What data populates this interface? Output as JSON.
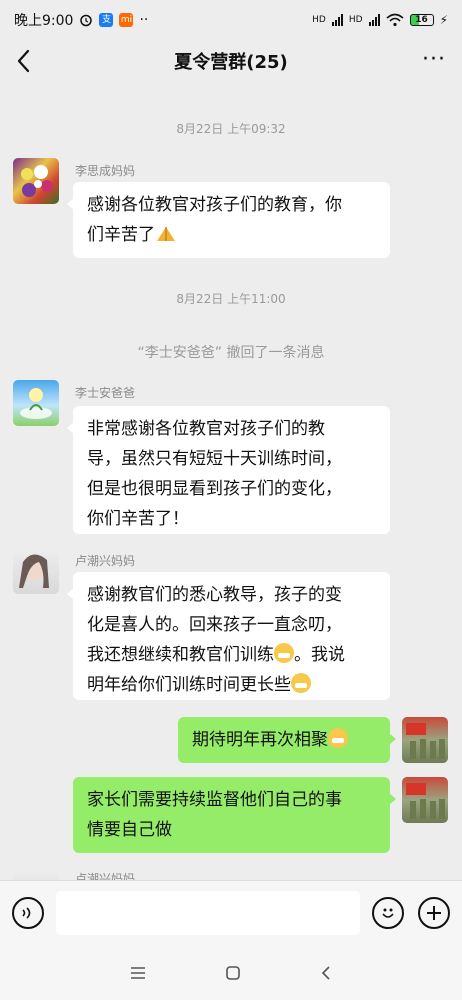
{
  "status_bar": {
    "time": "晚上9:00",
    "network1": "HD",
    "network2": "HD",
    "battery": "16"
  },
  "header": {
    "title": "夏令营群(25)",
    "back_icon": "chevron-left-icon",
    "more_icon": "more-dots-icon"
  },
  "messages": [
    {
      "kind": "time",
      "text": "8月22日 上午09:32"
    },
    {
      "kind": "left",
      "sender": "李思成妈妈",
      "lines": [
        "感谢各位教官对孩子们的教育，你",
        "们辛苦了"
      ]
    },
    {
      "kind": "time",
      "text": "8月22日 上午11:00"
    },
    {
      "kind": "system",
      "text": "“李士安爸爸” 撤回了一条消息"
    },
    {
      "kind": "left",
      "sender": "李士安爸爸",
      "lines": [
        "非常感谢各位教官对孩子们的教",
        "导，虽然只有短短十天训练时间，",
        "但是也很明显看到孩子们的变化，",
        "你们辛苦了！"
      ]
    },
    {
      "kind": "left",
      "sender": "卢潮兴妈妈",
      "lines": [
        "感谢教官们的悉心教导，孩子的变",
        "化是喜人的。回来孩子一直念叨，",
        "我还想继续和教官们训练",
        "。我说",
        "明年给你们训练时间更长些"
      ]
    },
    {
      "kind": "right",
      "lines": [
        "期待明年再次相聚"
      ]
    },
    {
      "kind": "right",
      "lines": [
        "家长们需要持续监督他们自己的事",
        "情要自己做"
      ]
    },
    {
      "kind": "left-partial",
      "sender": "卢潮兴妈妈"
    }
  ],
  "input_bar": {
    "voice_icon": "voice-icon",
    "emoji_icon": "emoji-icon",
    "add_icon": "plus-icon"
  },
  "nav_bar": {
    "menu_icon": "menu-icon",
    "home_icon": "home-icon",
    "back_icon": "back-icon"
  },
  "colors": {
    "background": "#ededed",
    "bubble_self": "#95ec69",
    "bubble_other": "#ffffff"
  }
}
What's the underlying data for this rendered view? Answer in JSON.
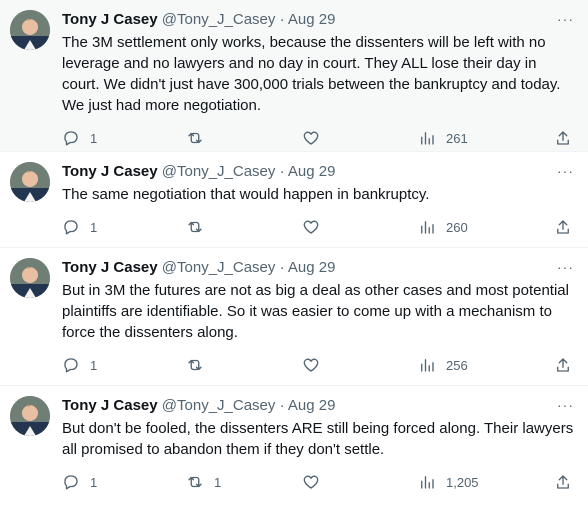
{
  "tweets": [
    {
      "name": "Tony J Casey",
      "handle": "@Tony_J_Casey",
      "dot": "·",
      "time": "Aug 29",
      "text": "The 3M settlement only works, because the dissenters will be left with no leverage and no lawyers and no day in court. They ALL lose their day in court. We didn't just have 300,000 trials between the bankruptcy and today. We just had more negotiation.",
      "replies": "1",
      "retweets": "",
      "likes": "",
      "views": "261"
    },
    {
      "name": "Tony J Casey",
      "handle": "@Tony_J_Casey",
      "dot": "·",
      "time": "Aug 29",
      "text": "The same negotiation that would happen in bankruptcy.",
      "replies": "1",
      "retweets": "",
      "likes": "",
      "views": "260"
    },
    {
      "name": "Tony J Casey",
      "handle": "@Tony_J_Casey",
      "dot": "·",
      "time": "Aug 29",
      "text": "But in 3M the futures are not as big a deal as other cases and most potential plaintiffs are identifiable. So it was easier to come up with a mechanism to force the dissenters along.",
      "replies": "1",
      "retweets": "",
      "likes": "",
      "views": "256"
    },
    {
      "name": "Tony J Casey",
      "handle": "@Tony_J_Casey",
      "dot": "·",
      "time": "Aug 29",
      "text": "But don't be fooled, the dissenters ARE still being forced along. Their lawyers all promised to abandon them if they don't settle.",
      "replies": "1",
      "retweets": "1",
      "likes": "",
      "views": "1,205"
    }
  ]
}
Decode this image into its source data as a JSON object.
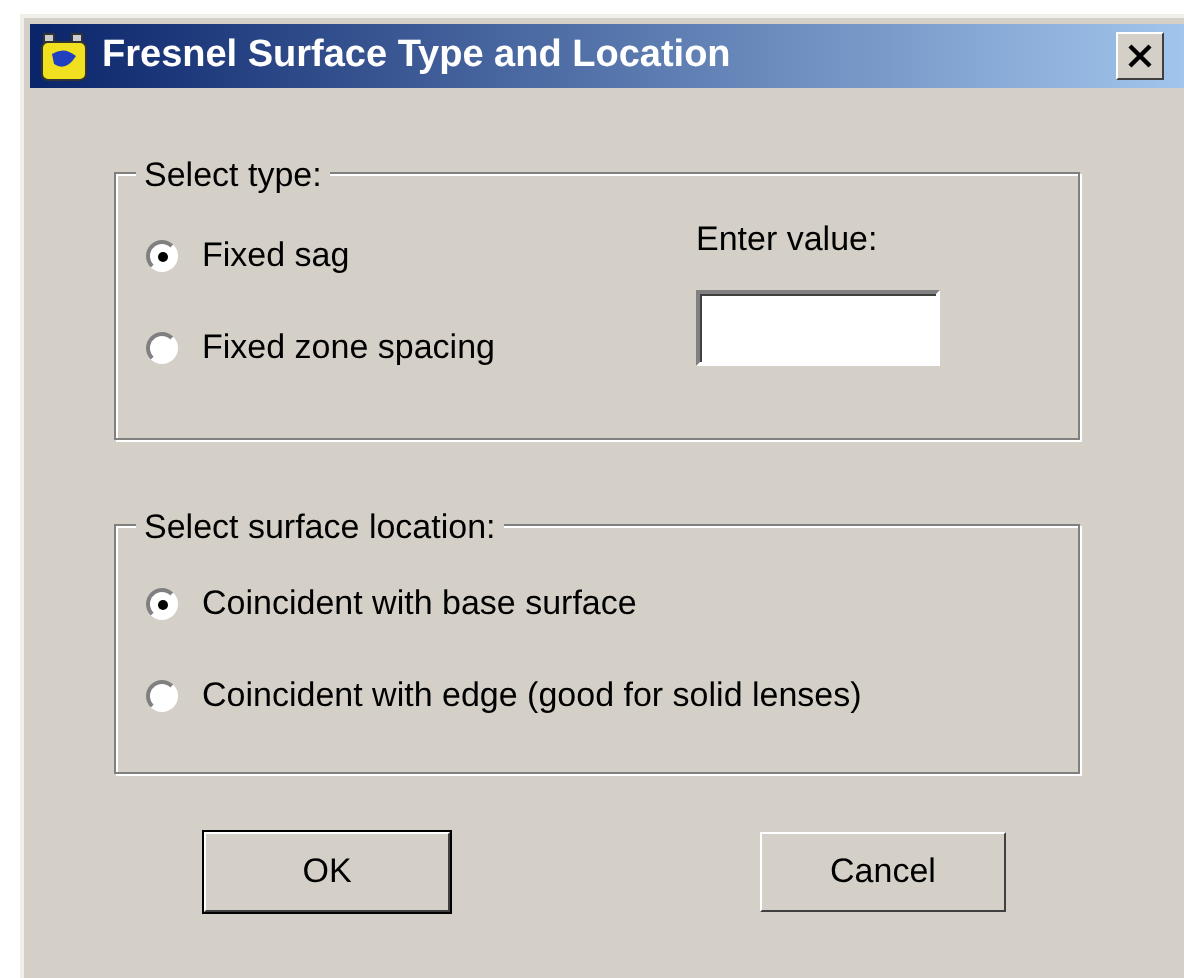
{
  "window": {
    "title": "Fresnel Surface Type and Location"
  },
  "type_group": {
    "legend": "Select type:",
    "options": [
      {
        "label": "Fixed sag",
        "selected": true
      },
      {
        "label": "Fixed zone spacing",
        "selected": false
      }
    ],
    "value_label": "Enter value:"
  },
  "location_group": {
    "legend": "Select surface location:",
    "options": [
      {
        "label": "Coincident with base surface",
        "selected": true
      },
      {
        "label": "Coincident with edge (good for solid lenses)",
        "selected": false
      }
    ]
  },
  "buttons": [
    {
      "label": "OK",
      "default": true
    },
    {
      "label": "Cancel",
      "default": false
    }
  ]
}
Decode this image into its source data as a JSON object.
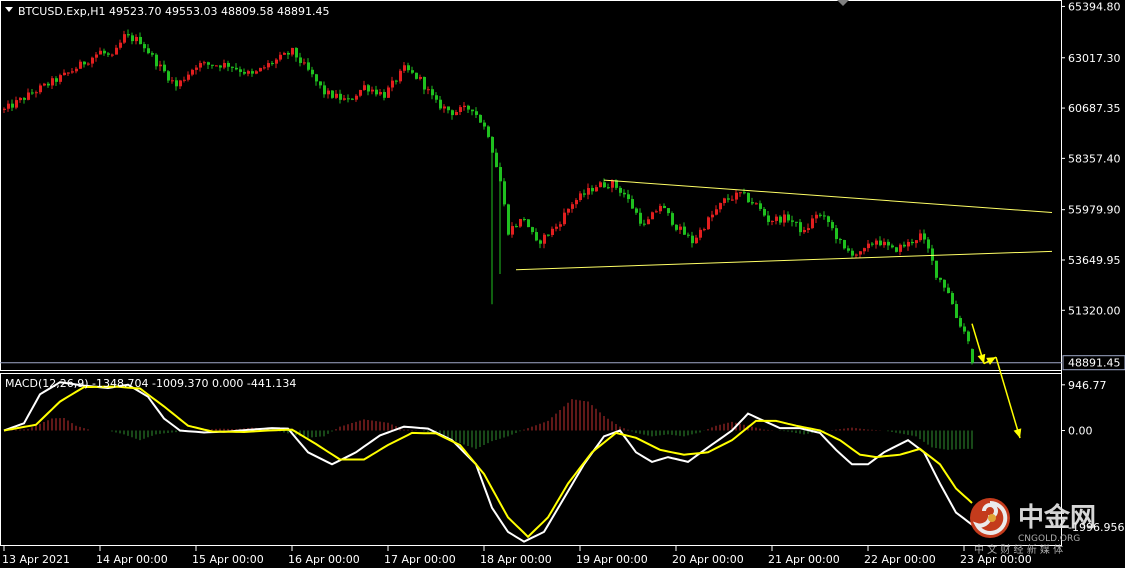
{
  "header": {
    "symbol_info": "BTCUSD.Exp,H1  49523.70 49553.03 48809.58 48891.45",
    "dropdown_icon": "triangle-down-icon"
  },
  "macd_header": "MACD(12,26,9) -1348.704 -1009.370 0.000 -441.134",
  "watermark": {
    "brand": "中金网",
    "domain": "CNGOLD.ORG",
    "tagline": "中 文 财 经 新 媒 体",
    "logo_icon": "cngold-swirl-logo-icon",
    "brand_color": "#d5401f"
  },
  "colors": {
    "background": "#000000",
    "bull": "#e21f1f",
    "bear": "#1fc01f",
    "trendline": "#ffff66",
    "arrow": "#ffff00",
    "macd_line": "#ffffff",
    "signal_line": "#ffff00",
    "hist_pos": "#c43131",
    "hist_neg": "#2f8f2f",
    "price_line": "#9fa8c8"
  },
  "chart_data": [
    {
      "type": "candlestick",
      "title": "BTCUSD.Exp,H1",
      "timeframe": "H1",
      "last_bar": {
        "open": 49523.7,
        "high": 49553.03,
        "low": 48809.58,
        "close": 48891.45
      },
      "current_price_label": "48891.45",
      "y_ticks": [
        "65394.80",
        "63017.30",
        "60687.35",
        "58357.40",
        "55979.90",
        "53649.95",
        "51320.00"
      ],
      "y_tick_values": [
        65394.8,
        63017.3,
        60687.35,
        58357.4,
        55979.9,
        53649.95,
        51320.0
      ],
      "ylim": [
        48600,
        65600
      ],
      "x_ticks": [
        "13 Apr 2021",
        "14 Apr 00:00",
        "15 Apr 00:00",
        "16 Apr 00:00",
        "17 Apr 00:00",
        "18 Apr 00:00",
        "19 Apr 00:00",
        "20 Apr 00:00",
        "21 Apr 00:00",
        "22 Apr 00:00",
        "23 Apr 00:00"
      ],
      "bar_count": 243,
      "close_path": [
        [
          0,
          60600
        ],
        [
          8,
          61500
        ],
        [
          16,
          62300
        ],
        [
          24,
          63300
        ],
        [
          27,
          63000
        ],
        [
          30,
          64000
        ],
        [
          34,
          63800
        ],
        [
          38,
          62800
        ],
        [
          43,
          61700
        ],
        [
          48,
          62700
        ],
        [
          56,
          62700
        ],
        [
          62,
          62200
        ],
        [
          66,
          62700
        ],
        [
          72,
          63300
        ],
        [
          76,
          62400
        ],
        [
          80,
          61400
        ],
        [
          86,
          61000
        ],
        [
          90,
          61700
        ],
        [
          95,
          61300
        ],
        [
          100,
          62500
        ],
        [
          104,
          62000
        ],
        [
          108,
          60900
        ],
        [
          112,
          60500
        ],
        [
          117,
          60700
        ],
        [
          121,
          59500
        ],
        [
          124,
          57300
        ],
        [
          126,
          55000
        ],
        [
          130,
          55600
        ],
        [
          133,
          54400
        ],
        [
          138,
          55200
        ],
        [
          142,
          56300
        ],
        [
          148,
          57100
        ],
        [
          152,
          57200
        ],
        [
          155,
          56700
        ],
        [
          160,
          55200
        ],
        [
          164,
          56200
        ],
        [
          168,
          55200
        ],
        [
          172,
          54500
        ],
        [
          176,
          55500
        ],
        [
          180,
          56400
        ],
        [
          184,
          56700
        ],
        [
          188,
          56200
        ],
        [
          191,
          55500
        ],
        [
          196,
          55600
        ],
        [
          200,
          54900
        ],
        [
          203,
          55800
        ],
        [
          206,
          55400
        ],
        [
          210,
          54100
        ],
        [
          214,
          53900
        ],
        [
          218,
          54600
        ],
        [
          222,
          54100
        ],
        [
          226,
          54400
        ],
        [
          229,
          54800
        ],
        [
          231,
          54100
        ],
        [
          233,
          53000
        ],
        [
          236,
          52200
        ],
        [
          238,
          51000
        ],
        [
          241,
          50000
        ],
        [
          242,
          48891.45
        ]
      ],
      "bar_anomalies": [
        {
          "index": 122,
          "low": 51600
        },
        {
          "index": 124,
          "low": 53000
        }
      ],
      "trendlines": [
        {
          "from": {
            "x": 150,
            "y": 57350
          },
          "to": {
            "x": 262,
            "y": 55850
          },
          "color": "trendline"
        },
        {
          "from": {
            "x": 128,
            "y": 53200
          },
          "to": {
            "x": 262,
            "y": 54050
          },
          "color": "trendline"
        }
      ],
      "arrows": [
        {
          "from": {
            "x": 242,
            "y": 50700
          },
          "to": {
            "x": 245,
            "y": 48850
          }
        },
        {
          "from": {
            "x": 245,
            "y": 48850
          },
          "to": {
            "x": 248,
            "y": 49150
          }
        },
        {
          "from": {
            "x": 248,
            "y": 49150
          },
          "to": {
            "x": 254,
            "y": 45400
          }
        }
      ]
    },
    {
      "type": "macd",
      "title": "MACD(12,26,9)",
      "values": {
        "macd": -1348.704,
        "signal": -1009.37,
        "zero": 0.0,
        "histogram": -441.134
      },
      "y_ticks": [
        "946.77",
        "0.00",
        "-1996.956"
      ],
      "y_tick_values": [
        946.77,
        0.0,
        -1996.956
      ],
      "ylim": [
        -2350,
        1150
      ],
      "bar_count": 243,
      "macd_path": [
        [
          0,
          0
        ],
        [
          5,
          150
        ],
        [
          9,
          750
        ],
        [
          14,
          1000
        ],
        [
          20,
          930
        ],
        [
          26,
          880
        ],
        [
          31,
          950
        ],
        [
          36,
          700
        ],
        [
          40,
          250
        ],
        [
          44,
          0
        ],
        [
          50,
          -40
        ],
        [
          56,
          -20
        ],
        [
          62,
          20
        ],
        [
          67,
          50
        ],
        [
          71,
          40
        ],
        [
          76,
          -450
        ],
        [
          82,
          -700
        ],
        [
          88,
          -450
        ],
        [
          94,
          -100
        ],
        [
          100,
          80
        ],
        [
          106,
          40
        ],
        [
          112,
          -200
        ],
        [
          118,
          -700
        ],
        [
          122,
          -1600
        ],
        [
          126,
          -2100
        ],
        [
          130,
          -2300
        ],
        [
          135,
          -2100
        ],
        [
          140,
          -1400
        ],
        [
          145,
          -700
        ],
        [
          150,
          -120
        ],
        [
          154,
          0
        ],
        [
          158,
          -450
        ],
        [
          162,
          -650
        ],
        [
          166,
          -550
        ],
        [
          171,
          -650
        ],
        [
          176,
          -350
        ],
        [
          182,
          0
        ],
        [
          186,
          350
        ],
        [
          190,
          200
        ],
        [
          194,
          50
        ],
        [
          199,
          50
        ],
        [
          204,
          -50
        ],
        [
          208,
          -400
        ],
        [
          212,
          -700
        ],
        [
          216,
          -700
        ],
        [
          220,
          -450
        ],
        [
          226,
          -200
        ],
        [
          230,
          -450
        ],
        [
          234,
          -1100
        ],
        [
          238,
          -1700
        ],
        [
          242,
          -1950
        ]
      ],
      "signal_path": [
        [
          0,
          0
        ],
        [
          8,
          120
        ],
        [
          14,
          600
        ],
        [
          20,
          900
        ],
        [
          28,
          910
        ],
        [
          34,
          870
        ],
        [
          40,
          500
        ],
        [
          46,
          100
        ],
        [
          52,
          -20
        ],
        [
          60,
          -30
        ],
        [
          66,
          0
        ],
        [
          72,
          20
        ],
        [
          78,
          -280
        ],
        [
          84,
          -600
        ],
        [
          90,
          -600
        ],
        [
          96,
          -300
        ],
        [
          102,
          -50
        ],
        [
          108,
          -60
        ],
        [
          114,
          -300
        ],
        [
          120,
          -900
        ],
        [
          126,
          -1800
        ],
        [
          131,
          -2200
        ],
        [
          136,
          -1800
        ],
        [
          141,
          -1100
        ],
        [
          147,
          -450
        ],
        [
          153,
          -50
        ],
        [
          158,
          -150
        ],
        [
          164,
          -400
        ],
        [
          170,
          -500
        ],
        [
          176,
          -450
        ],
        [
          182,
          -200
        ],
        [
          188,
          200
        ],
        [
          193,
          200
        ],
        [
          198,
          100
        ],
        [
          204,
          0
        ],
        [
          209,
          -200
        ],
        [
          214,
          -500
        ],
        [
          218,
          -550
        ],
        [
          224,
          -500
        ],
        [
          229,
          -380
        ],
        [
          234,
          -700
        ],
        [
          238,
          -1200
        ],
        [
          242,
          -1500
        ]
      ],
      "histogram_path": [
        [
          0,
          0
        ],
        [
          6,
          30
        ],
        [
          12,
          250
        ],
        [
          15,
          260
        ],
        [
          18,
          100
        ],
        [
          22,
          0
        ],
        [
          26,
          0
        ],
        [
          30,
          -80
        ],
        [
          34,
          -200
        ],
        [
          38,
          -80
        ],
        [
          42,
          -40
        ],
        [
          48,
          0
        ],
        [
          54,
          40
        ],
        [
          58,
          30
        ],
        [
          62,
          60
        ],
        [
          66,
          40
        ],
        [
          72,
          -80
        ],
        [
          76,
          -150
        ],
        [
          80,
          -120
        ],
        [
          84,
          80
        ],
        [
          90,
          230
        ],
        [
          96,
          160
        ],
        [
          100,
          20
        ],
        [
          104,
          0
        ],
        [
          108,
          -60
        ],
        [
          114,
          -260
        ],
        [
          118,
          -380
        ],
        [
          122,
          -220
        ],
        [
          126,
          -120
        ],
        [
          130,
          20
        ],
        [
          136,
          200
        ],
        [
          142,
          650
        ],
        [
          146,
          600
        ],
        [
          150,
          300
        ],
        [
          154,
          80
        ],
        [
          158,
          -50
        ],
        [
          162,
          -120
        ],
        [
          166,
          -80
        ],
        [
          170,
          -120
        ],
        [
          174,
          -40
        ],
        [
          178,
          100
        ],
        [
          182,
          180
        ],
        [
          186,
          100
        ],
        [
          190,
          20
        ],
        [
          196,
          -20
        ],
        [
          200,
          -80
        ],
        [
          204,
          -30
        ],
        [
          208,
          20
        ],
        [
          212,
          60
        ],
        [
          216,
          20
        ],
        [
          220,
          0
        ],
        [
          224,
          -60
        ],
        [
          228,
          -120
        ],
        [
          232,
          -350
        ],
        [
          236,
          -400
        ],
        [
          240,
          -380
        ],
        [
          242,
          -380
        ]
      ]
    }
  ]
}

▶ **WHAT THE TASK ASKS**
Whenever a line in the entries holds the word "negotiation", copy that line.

▶ **SOLUTION FOR THIS PROBLEM**
      "text": "The 3M settlement only works, because the dissenters will be left with no leverage and no lawyers and no day in court. They ALL lose their day in court. We didn't just have 300,000 trials between the bankruptcy and today. We just had more negotiation.",
      "text": "The same negotiation that would happen in bankruptcy.",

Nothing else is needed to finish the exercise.